It was difficult to launch correctly but if you did, you could see 160km/h in about six seconds. It was my most radical street car, a real killer car, but when I sold it I was in tears. It had been built for Dario Franchitti as a hillclimb special. One hour with this machine and you were totally stuffed.

It sounds comically far-fetched but Concorde even ran out of fuel and was too low to negotiate the driveway of the nearest servo. Arcadipane finally got the car refuelled with the help of motoring journalist Mark Fogarty.

Eventually the car got to the Exhibition Buildings on time and in one piece. The rest is history. The show car was an instant success and, I believe, helped the progress of the local van scene. What’s more, without people seeing the Ford Concorde prototype at the show, the producers of Mad Max might have gone down a different path with their film car.

Just as it helped shape the future of Mad Max, the success of Concorde encouraged you to leave the safety of employment at Ford and start Arcadipane Design.

Leaving Ford was a real leap of faith and my friends all thought I was totally insane. But it felt right. The show car was resonating with the public and in the tuning world. I had tried to convince Ford that there was a business case to do a simplified version, in limited series, or for the dealer network. They weren’t interested, so I left.

And it was about this time that the movie people came calling — was that a big boost?

To be connected with something like the Mad Max franchise is okay, even though I’ve never actually made any money from it. But seeing the film for the first time — on a huge drive-in screen in a Melbourne suburb — it was spectacular.

Like the film, you’ve enjoyed worldwide success, working in the USA, Europe and now China, so how does the V8 Interceptor fit into your portfolio?

As far as a legacy goes, I am a little disappointed.

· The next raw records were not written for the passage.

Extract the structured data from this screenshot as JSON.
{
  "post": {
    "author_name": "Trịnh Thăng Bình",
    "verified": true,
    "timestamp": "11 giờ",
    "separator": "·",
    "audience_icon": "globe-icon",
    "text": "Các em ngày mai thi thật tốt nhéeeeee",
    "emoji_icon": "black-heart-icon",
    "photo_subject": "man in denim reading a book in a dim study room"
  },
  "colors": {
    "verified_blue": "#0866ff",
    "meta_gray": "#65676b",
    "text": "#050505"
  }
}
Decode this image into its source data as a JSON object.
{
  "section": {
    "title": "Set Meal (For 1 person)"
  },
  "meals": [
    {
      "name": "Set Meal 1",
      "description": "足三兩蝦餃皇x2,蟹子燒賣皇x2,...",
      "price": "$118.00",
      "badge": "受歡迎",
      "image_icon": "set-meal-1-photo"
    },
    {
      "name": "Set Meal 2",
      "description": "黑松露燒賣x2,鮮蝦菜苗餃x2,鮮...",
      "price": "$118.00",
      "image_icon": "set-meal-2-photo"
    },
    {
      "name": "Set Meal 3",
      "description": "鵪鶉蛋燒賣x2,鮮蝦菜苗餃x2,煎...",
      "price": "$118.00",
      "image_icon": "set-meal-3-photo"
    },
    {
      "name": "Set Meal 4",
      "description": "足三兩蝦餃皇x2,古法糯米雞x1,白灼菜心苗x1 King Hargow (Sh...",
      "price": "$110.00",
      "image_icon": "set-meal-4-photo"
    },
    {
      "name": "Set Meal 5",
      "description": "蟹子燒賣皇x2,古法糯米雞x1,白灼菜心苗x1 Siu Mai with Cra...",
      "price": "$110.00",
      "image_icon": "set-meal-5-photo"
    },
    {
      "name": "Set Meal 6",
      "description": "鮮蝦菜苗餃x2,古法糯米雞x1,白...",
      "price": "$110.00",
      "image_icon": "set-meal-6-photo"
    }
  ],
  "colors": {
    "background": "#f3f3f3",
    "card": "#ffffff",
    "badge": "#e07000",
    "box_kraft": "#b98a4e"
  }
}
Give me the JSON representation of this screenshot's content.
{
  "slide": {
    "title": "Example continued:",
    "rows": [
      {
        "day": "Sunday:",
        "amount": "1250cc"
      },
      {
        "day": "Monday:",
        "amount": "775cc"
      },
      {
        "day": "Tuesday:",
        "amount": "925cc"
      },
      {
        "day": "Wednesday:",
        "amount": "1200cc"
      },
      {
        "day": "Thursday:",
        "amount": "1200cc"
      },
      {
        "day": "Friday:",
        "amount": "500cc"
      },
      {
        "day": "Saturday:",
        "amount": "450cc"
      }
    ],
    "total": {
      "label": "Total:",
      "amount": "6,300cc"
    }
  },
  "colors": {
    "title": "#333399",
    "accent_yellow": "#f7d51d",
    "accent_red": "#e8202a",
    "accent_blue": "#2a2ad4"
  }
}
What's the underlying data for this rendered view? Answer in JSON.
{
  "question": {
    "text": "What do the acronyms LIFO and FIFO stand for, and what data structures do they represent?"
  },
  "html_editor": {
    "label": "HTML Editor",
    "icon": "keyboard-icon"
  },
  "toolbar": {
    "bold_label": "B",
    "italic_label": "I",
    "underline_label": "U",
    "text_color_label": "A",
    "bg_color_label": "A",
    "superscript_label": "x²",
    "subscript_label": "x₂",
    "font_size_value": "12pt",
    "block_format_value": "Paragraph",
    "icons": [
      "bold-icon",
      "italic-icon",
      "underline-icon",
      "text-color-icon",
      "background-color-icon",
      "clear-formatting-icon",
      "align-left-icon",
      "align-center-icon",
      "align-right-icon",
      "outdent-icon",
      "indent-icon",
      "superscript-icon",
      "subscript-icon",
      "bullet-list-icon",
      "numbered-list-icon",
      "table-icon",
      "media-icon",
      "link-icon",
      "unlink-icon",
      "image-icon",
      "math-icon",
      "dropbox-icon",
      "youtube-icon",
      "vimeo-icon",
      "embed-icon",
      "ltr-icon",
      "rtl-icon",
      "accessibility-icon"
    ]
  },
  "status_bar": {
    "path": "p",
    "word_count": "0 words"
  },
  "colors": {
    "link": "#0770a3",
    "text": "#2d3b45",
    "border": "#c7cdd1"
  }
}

Not in the fans but with the attention to this one small assignment in a very full bag of far more serious and important work. I hope I’m not sounding like a prima donna but when the portfolio includes production and show cars for companies like Mercedes-Benz, Ford, General Motors, PSA [Peugeot and Citroen], Kia, Mitsubishi and more, then my priorities are very different.

Most other professional car stylists and designers have never liked the Mad Max car. They see it as frivolous, cheap and too ‘tuned’ to be taken seriously. I don’t agree with this sort of stuffy, arrogant and pedantic mentality. I take all my work seriously, regardless of how small or ‘unimportant’ and always do my best. This film became a global phenomenon. Some of those critics could do well to adopt the same work ethic.

We know you’ve worked up Mad Max concepts based on Holden’s 2002 Monaro, a late-model Chev Corvette, Ford’s Falcon ute and the Commodore one-tonner but what would you use for a contemporary take on it?

The Volkswagen Scirocco as a base car works very well. I know — I’ve already tried it. I have designed a concept for a styling kit to be commercially available, allowing fans to build a new Interceptor for themselves.

But we’re not so sure ‘Last Of The Two-Litre Turbo Four-Cylinder Interceptors’ has quite the same ring about it. Then again, the man who designed one of the true icons of modern cinema just might know what he’s on about.